Each month, it was exciting to see the article. It was rejuvenating to read other submissions on the same question. My simple contribution seemed to resonate with others when GSR put them all together.
As religious life continues to shift and evolve, connecting across boundaries will remain a lifeline for me and hopefully for others. I am glad I said yes.
María de Lourdes López Munguía is a Franciscan Missionary of Mary from Mexico who now lives in Chile. She is a psychologist and entered religious life in 2001.
Sometimes, after a long workday at the women's prison, I just need to come home and have a good cup of coffee. Here in Chile, families come together around a cup of mate, a traditional South American caffeine-rich drink shared from a common gourd. More than anything else, the mate is a sacred encounter, the space where each one shares the stories of the day, dreams, laughter and pain.
As the year of The Life passed, I often found myself longing for these encounters. Even if we haven't shared a common space, I know we have a shared community of life around the world, with sisters praying for me as I pray for them.
Especially when my country had the earthquake last year, I experienced a profound sisterhood based in love, compassion and solidarity. Maybe we can't share a mate, but we've shared our souls.
With some of the panelists, I have shared a common space in Managua with Giselle Gomez and in El Paso with Janet Gildea.
But now each of the panelists is part of my life and my consecration. We have interwoven our lives and our dreams.
Florence Nwaonuma is a member of the Sisters of the Sacred Heart of Jesus. She has served as president of the Nigeria Conference of Women Religious.
The first thing I would like to do is to thank God for the opportunity to interact with fellow sisters from a global perspective. It was indeed a thing of joy and a rare opportunity for me to participate.
From the topics to which we contributed, I got the insight that as religious, we actually face nearly the same challenges. The difference, then, is in the cultural context in which the religious institute is located.
I acknowledge, however, that some have greater challenges than others do: For example, sisters who are ministering in war-torn cities will have greater challenges having to cope with the crises presented by the war situation.
But we are really not far from one another. We are united with each other through prayer and communication — like that in which we have been participating as we write for The Life!
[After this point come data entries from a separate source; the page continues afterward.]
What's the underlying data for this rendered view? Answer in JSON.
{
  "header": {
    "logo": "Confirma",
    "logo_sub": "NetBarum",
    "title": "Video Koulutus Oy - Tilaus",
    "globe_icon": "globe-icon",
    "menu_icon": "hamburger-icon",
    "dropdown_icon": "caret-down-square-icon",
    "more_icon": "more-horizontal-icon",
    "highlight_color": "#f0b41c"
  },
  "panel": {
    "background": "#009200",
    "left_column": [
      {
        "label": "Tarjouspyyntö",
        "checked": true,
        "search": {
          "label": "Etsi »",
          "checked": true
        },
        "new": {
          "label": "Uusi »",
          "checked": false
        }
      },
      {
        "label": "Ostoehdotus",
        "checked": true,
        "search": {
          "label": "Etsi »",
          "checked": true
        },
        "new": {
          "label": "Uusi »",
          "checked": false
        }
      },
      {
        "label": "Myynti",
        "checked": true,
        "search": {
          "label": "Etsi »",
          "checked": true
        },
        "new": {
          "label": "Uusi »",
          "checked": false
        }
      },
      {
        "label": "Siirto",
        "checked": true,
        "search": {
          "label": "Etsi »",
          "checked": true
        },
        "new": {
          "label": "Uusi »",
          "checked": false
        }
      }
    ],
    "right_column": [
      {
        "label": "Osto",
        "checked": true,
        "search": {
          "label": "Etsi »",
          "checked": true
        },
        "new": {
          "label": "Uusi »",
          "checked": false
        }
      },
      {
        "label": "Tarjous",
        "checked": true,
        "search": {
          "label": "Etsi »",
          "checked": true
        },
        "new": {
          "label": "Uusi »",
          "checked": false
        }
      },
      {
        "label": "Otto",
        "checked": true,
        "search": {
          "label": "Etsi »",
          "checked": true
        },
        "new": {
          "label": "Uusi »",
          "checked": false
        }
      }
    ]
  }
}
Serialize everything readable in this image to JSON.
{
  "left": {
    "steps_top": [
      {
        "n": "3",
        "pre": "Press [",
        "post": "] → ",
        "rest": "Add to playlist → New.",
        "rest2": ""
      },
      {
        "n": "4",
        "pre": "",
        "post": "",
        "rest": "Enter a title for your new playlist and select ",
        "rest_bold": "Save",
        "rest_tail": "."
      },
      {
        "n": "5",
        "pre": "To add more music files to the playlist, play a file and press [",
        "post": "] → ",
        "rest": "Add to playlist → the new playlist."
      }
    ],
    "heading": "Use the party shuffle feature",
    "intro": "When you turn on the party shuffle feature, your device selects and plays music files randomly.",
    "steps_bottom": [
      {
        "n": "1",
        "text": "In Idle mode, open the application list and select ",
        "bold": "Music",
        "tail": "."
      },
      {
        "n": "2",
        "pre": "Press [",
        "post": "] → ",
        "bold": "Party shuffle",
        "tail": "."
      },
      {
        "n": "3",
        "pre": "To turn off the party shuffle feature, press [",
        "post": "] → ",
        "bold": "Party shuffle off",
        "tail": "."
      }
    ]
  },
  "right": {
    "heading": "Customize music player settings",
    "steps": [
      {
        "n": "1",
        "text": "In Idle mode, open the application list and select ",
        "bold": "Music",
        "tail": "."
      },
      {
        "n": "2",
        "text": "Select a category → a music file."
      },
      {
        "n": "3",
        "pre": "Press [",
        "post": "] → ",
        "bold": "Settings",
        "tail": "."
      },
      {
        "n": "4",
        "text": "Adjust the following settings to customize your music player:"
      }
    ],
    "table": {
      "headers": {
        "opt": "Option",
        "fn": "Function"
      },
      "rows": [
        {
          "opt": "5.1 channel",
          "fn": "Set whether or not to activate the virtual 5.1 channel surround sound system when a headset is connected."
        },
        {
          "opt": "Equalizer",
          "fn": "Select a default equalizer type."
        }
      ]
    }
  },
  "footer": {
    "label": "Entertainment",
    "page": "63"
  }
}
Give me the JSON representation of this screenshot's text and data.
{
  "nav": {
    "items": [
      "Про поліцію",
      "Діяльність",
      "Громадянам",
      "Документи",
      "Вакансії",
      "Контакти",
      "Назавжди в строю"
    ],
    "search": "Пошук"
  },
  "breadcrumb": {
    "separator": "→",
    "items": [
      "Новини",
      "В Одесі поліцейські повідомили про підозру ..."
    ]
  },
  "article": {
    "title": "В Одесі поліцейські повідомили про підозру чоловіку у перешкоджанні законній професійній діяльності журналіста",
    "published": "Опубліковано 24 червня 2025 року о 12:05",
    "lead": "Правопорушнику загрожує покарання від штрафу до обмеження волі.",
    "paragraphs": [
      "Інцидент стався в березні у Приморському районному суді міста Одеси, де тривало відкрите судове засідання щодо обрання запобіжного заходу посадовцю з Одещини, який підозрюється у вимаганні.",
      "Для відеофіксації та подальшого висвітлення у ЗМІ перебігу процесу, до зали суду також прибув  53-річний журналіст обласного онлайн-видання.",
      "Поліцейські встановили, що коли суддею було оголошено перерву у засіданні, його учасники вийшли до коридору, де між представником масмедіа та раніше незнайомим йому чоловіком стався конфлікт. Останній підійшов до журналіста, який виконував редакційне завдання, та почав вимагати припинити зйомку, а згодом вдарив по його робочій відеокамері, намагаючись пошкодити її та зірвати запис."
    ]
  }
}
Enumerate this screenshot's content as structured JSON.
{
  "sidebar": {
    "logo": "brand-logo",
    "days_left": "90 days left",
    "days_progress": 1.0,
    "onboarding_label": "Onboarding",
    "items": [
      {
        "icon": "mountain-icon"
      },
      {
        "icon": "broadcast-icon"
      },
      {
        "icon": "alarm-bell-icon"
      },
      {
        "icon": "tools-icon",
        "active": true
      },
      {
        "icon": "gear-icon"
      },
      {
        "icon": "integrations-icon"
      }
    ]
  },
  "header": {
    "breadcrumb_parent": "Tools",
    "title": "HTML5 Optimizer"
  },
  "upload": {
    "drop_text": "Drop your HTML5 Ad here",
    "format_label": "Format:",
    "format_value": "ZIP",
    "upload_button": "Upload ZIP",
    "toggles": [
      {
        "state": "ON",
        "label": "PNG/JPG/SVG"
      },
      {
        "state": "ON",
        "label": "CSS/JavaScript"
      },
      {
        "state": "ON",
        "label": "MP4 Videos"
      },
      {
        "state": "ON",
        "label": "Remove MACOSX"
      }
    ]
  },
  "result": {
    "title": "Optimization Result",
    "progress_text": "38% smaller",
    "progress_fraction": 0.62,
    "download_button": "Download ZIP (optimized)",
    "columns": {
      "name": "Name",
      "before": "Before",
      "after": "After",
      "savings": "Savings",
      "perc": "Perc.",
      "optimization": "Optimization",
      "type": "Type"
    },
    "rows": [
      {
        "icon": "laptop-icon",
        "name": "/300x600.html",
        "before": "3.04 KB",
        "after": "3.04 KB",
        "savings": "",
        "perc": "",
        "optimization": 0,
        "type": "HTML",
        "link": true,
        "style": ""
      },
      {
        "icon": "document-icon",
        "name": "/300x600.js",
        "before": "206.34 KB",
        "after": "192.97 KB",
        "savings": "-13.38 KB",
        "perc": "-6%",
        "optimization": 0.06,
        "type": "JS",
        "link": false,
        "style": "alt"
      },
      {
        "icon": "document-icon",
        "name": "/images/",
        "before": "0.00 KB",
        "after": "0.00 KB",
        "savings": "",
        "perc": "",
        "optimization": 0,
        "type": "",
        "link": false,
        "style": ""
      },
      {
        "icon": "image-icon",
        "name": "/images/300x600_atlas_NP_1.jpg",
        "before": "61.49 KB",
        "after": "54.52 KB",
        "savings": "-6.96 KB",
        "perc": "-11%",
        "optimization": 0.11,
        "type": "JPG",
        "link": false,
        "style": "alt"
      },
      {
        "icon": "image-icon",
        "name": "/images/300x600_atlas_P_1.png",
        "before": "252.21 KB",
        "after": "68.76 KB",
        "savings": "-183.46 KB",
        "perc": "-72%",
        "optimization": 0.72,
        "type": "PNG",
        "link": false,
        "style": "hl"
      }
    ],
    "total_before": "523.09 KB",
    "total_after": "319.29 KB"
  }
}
Karan Varker is a Sister of Charity of Australia. She has been a teacher, principal and teacher-trainer working in Papua New Guinea, America Samoa, Australia and the Solomon Islands. Her present ministry is in nurturing the spirituality of teachers.
It has been a delight, honor and pleasure for me to have been a member of The Life panel. One challenge I had was trying to respond effectively to questions for a worldwide audience.
Reading about the sisters and their ministries in so many amazing situations gave me a feeling of hope for the future of women religious and religious life. Corresponding with GSR administration was always positive and encouraging.
I loved the global vision The Life panel offered me, and I am so grateful to have been part of it.